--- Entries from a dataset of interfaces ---
-=-=-

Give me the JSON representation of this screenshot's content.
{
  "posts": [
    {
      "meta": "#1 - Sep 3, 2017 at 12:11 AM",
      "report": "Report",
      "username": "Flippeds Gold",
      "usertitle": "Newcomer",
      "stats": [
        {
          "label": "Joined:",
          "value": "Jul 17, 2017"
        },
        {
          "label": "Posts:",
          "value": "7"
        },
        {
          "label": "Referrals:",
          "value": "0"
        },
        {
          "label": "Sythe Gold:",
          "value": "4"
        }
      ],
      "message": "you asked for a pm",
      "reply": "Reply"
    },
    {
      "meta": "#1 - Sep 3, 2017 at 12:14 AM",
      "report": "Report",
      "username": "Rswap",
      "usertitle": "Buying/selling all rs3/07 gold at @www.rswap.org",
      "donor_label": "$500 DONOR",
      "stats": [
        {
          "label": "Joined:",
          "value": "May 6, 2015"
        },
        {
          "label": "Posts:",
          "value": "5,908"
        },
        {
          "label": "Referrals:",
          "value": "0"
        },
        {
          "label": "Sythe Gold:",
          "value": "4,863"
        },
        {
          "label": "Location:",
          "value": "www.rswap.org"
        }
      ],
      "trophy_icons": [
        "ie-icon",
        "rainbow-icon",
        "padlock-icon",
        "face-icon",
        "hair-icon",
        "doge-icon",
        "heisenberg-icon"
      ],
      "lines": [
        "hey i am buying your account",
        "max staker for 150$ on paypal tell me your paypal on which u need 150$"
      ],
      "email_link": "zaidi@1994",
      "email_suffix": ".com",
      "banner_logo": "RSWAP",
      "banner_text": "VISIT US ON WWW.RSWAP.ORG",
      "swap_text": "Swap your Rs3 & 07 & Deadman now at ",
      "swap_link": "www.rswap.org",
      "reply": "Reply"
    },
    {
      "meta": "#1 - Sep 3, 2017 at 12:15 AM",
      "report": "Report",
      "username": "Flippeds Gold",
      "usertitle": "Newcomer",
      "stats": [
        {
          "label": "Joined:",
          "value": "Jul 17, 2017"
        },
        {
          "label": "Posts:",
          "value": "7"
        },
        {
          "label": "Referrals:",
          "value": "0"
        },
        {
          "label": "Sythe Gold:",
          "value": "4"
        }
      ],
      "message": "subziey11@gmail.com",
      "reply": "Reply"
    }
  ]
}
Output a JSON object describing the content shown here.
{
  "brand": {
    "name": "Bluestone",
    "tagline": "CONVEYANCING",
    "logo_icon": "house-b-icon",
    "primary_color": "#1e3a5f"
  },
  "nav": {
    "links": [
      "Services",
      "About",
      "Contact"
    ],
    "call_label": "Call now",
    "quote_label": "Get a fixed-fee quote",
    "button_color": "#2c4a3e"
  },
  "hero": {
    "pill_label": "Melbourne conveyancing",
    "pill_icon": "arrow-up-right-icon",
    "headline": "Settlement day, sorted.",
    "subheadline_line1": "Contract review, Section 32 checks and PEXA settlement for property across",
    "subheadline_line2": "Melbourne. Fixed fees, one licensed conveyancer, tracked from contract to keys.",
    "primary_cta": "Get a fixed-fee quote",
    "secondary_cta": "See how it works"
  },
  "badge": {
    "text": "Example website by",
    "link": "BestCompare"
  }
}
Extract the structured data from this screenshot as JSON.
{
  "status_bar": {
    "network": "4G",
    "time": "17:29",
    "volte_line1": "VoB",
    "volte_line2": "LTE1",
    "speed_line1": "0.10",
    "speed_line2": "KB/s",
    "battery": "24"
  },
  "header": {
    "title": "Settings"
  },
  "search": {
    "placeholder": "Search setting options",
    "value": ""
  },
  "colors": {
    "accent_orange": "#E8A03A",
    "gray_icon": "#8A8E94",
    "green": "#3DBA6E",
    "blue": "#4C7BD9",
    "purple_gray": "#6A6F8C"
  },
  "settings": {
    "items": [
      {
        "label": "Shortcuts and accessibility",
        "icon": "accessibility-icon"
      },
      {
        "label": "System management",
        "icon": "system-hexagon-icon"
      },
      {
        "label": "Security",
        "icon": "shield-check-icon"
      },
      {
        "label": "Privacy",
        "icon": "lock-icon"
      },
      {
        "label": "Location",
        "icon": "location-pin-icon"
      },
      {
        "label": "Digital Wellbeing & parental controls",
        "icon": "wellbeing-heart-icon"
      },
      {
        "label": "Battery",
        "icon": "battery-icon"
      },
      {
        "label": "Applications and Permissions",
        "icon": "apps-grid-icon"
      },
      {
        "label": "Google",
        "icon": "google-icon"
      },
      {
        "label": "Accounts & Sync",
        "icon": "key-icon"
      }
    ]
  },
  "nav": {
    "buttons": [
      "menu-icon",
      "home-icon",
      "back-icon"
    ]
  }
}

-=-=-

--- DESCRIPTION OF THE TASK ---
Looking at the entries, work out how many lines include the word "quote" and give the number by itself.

--- EXERCISE RESULT ---
2